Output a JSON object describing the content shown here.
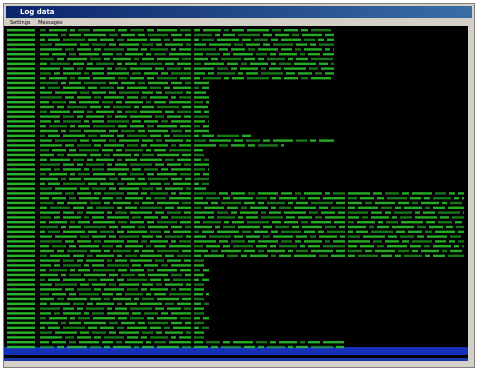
{
  "window": {
    "title": "Log data"
  },
  "menu": {
    "items": [
      "Settings",
      "Messages"
    ]
  },
  "log": {
    "text_color": "#2fd32f",
    "background": "#000000",
    "highlight_color": "#1530b8",
    "rows": [
      {
        "w": 330
      },
      {
        "w": 330
      },
      {
        "w": 330
      },
      {
        "w": 330
      },
      {
        "w": 330
      },
      {
        "w": 330
      },
      {
        "w": 330
      },
      {
        "w": 330
      },
      {
        "w": 330
      },
      {
        "w": 330
      },
      {
        "w": 330
      },
      {
        "w": 205
      },
      {
        "w": 205
      },
      {
        "w": 205
      },
      {
        "w": 205
      },
      {
        "w": 205
      },
      {
        "w": 205
      },
      {
        "w": 205
      },
      {
        "w": 205
      },
      {
        "w": 205
      },
      {
        "w": 205
      },
      {
        "w": 205
      },
      {
        "w": 250
      },
      {
        "w": 330
      },
      {
        "w": 280
      },
      {
        "w": 200
      },
      {
        "w": 200
      },
      {
        "w": 205
      },
      {
        "w": 205
      },
      {
        "w": 205
      },
      {
        "w": 205
      },
      {
        "w": 205
      },
      {
        "w": 205
      },
      {
        "w": 205
      },
      {
        "w": 460
      },
      {
        "w": 460
      },
      {
        "w": 460
      },
      {
        "w": 460
      },
      {
        "w": 460
      },
      {
        "w": 460
      },
      {
        "w": 460
      },
      {
        "w": 460
      },
      {
        "w": 460
      },
      {
        "w": 460
      },
      {
        "w": 460
      },
      {
        "w": 460
      },
      {
        "w": 460
      },
      {
        "w": 460
      },
      {
        "w": 200
      },
      {
        "w": 200
      },
      {
        "w": 205
      },
      {
        "w": 200
      },
      {
        "w": 205
      },
      {
        "w": 200
      },
      {
        "w": 200
      },
      {
        "w": 205
      },
      {
        "w": 200
      },
      {
        "w": 205
      },
      {
        "w": 200
      },
      {
        "w": 200
      },
      {
        "w": 205
      },
      {
        "w": 200
      },
      {
        "w": 205
      },
      {
        "w": 200
      },
      {
        "w": 200
      },
      {
        "w": 340
      },
      {
        "w": 340
      }
    ]
  }
}
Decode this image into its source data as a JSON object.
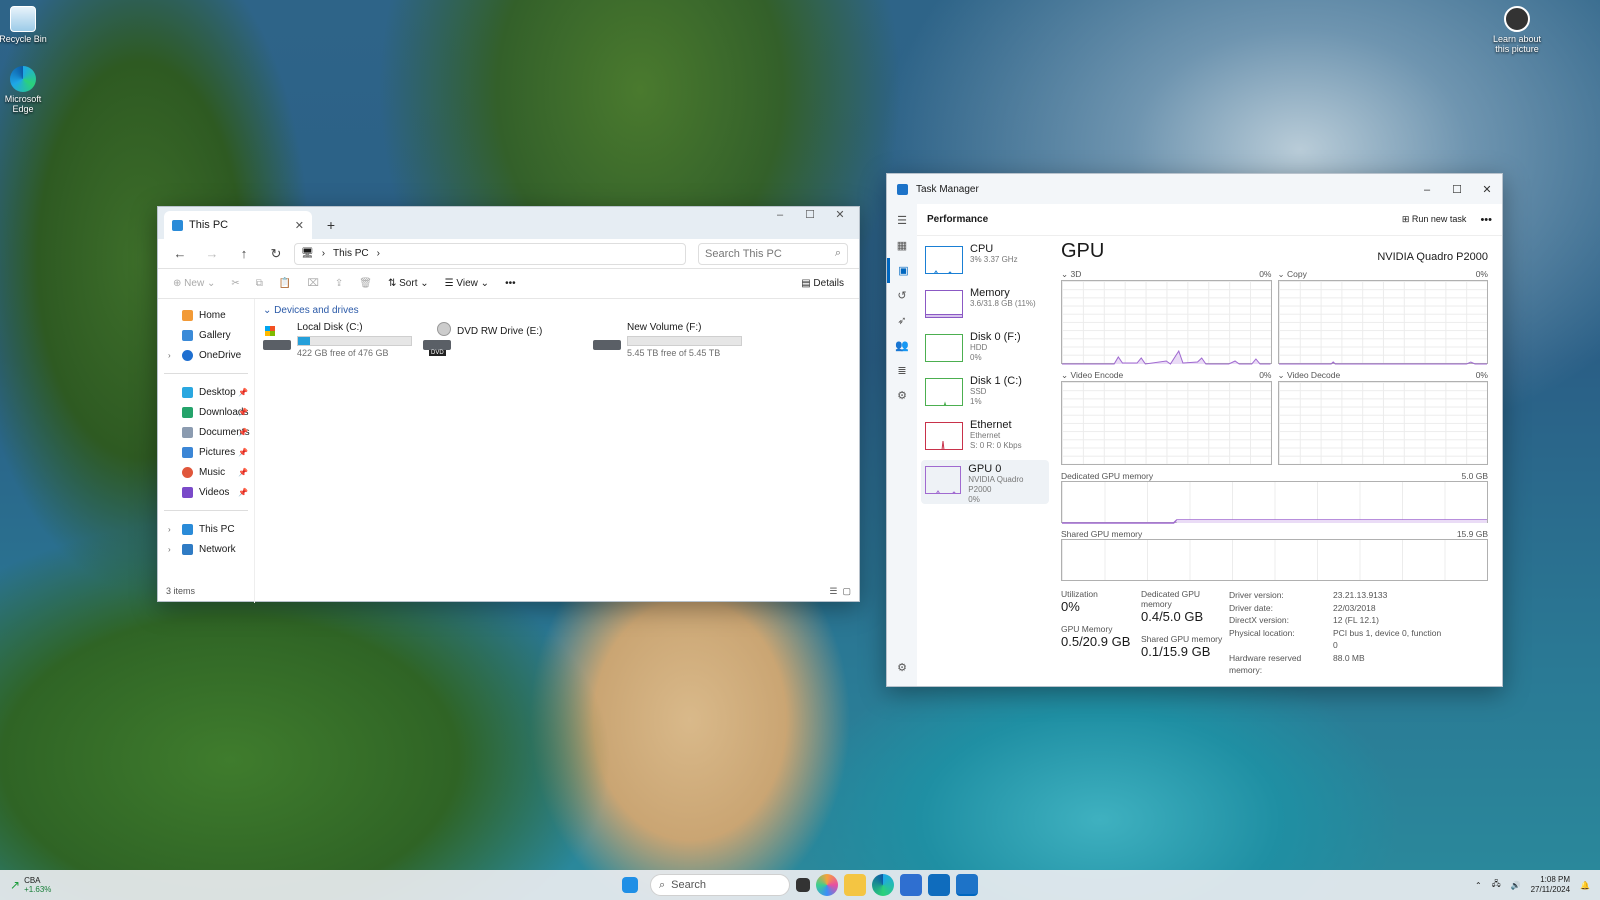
{
  "desktop": {
    "icons": [
      {
        "label": "Recycle Bin"
      },
      {
        "label": "Microsoft Edge"
      }
    ],
    "learn": {
      "label": "Learn about this picture"
    }
  },
  "explorer": {
    "tab_title": "This PC",
    "path": "This PC",
    "search_placeholder": "Search This PC",
    "cmd": {
      "new": "New",
      "sort": "Sort",
      "view": "View",
      "more": "•••",
      "details": "Details"
    },
    "nav": {
      "top": [
        "Home",
        "Gallery",
        "OneDrive"
      ],
      "quick": [
        "Desktop",
        "Downloads",
        "Documents",
        "Pictures",
        "Music",
        "Videos"
      ],
      "bottom": [
        "This PC",
        "Network"
      ]
    },
    "group": "Devices and drives",
    "drives": [
      {
        "name": "Local Disk (C:)",
        "free": "422 GB free of 476 GB",
        "used_fraction": 0.11
      },
      {
        "name": "DVD RW Drive (E:)",
        "free": "",
        "badge": "DVD"
      },
      {
        "name": "New Volume (F:)",
        "free": "5.45 TB free of 5.45 TB",
        "used_fraction": 0.0
      }
    ],
    "status": "3 items"
  },
  "taskmanager": {
    "title": "Task Manager",
    "section": "Performance",
    "run_new_task": "Run new task",
    "resources": [
      {
        "name": "CPU",
        "sub": "3% 3.37 GHz",
        "sub2": ""
      },
      {
        "name": "Memory",
        "sub": "3.6/31.8 GB (11%)",
        "sub2": ""
      },
      {
        "name": "Disk 0 (F:)",
        "sub": "HDD",
        "sub2": "0%"
      },
      {
        "name": "Disk 1 (C:)",
        "sub": "SSD",
        "sub2": "1%"
      },
      {
        "name": "Ethernet",
        "sub": "Ethernet",
        "sub2": "S: 0 R: 0 Kbps"
      },
      {
        "name": "GPU 0",
        "sub": "NVIDIA Quadro P2000",
        "sub2": "0%"
      }
    ],
    "gpu": {
      "heading": "GPU",
      "model": "NVIDIA Quadro P2000",
      "engines": [
        {
          "label": "3D",
          "pct": "0%"
        },
        {
          "label": "Copy",
          "pct": "0%"
        },
        {
          "label": "Video Encode",
          "pct": "0%"
        },
        {
          "label": "Video Decode",
          "pct": "0%"
        }
      ],
      "dedicated_label": "Dedicated GPU memory",
      "dedicated_max": "5.0 GB",
      "shared_label": "Shared GPU memory",
      "shared_max": "15.9 GB",
      "stats": {
        "utilization_label": "Utilization",
        "utilization": "0%",
        "dedicated_label": "Dedicated GPU memory",
        "dedicated": "0.4/5.0 GB",
        "gpumem_label": "GPU Memory",
        "gpumem": "0.5/20.9 GB",
        "shared_label": "Shared GPU memory",
        "shared": "0.1/15.9 GB"
      },
      "details": [
        {
          "k": "Driver version:",
          "v": "23.21.13.9133"
        },
        {
          "k": "Driver date:",
          "v": "22/03/2018"
        },
        {
          "k": "DirectX version:",
          "v": "12 (FL 12.1)"
        },
        {
          "k": "Physical location:",
          "v": "PCI bus 1, device 0, function 0"
        },
        {
          "k": "Hardware reserved memory:",
          "v": "88.0 MB"
        }
      ]
    }
  },
  "taskbar": {
    "stock_name": "CBA",
    "stock_change": "+1.63%",
    "search": "Search",
    "time": "1:08 PM",
    "date": "27/11/2024"
  }
}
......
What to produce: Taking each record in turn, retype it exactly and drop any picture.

The completed task:
Output a JSON object describing the content shown here.
{
  "window": {
    "title": "Log data"
  },
  "menu": {
    "items": [
      "Settings",
      "Messages"
    ]
  },
  "log": {
    "text_color": "#2fd32f",
    "background": "#000000",
    "highlight_color": "#1530b8",
    "rows": [
      {
        "w": 330
      },
      {
        "w": 330
      },
      {
        "w": 330
      },
      {
        "w": 330
      },
      {
        "w": 330
      },
      {
        "w": 330
      },
      {
        "w": 330
      },
      {
        "w": 330
      },
      {
        "w": 330
      },
      {
        "w": 330
      },
      {
        "w": 330
      },
      {
        "w": 205
      },
      {
        "w": 205
      },
      {
        "w": 205
      },
      {
        "w": 205
      },
      {
        "w": 205
      },
      {
        "w": 205
      },
      {
        "w": 205
      },
      {
        "w": 205
      },
      {
        "w": 205
      },
      {
        "w": 205
      },
      {
        "w": 205
      },
      {
        "w": 250
      },
      {
        "w": 330
      },
      {
        "w": 280
      },
      {
        "w": 200
      },
      {
        "w": 200
      },
      {
        "w": 205
      },
      {
        "w": 205
      },
      {
        "w": 205
      },
      {
        "w": 205
      },
      {
        "w": 205
      },
      {
        "w": 205
      },
      {
        "w": 205
      },
      {
        "w": 460
      },
      {
        "w": 460
      },
      {
        "w": 460
      },
      {
        "w": 460
      },
      {
        "w": 460
      },
      {
        "w": 460
      },
      {
        "w": 460
      },
      {
        "w": 460
      },
      {
        "w": 460
      },
      {
        "w": 460
      },
      {
        "w": 460
      },
      {
        "w": 460
      },
      {
        "w": 460
      },
      {
        "w": 460
      },
      {
        "w": 200
      },
      {
        "w": 200
      },
      {
        "w": 205
      },
      {
        "w": 200
      },
      {
        "w": 205
      },
      {
        "w": 200
      },
      {
        "w": 200
      },
      {
        "w": 205
      },
      {
        "w": 200
      },
      {
        "w": 205
      },
      {
        "w": 200
      },
      {
        "w": 200
      },
      {
        "w": 205
      },
      {
        "w": 200
      },
      {
        "w": 205
      },
      {
        "w": 200
      },
      {
        "w": 200
      },
      {
        "w": 340
      },
      {
        "w": 340
      }
    ]
  }
}
Decode this image into its source data as a JSON object.
{
  "desktop": {
    "icons": [
      {
        "label": "Recycle Bin"
      },
      {
        "label": "Microsoft Edge"
      }
    ],
    "learn": {
      "label": "Learn about this picture"
    }
  },
  "explorer": {
    "tab_title": "This PC",
    "path": "This PC",
    "search_placeholder": "Search This PC",
    "cmd": {
      "new": "New",
      "sort": "Sort",
      "view": "View",
      "more": "•••",
      "details": "Details"
    },
    "nav": {
      "top": [
        "Home",
        "Gallery",
        "OneDrive"
      ],
      "quick": [
        "Desktop",
        "Downloads",
        "Documents",
        "Pictures",
        "Music",
        "Videos"
      ],
      "bottom": [
        "This PC",
        "Network"
      ]
    },
    "group": "Devices and drives",
    "drives": [
      {
        "name": "Local Disk (C:)",
        "free": "422 GB free of 476 GB",
        "used_fraction": 0.11
      },
      {
        "name": "DVD RW Drive (E:)",
        "free": "",
        "badge": "DVD"
      },
      {
        "name": "New Volume (F:)",
        "free": "5.45 TB free of 5.45 TB",
        "used_fraction": 0.0
      }
    ],
    "status": "3 items"
  },
  "taskmanager": {
    "title": "Task Manager",
    "section": "Performance",
    "run_new_task": "Run new task",
    "resources": [
      {
        "name": "CPU",
        "sub": "3% 3.37 GHz",
        "sub2": ""
      },
      {
        "name": "Memory",
        "sub": "3.6/31.8 GB (11%)",
        "sub2": ""
      },
      {
        "name": "Disk 0 (F:)",
        "sub": "HDD",
        "sub2": "0%"
      },
      {
        "name": "Disk 1 (C:)",
        "sub": "SSD",
        "sub2": "1%"
      },
      {
        "name": "Ethernet",
        "sub": "Ethernet",
        "sub2": "S: 0 R: 0 Kbps"
      },
      {
        "name": "GPU 0",
        "sub": "NVIDIA Quadro P2000",
        "sub2": "0%"
      }
    ],
    "gpu": {
      "heading": "GPU",
      "model": "NVIDIA Quadro P2000",
      "engines": [
        {
          "label": "3D",
          "pct": "0%"
        },
        {
          "label": "Copy",
          "pct": "0%"
        },
        {
          "label": "Video Encode",
          "pct": "0%"
        },
        {
          "label": "Video Decode",
          "pct": "0%"
        }
      ],
      "dedicated_label": "Dedicated GPU memory",
      "dedicated_max": "5.0 GB",
      "shared_label": "Shared GPU memory",
      "shared_max": "15.9 GB",
      "stats": {
        "utilization_label": "Utilization",
        "utilization": "0%",
        "dedicated_label": "Dedicated GPU memory",
        "dedicated": "0.4/5.0 GB",
        "gpumem_label": "GPU Memory",
        "gpumem": "0.5/20.9 GB",
        "shared_label": "Shared GPU memory",
        "shared": "0.1/15.9 GB"
      },
      "details": [
        {
          "k": "Driver version:",
          "v": "23.21.13.9133"
        },
        {
          "k": "Driver date:",
          "v": "22/03/2018"
        },
        {
          "k": "DirectX version:",
          "v": "12 (FL 12.1)"
        },
        {
          "k": "Physical location:",
          "v": "PCI bus 1, device 0, function 0"
        },
        {
          "k": "Hardware reserved memory:",
          "v": "88.0 MB"
        }
      ]
    }
  },
  "taskbar": {
    "stock_name": "CBA",
    "stock_change": "+1.63%",
    "search": "Search",
    "time": "1:08 PM",
    "date": "27/11/2024"
  }
}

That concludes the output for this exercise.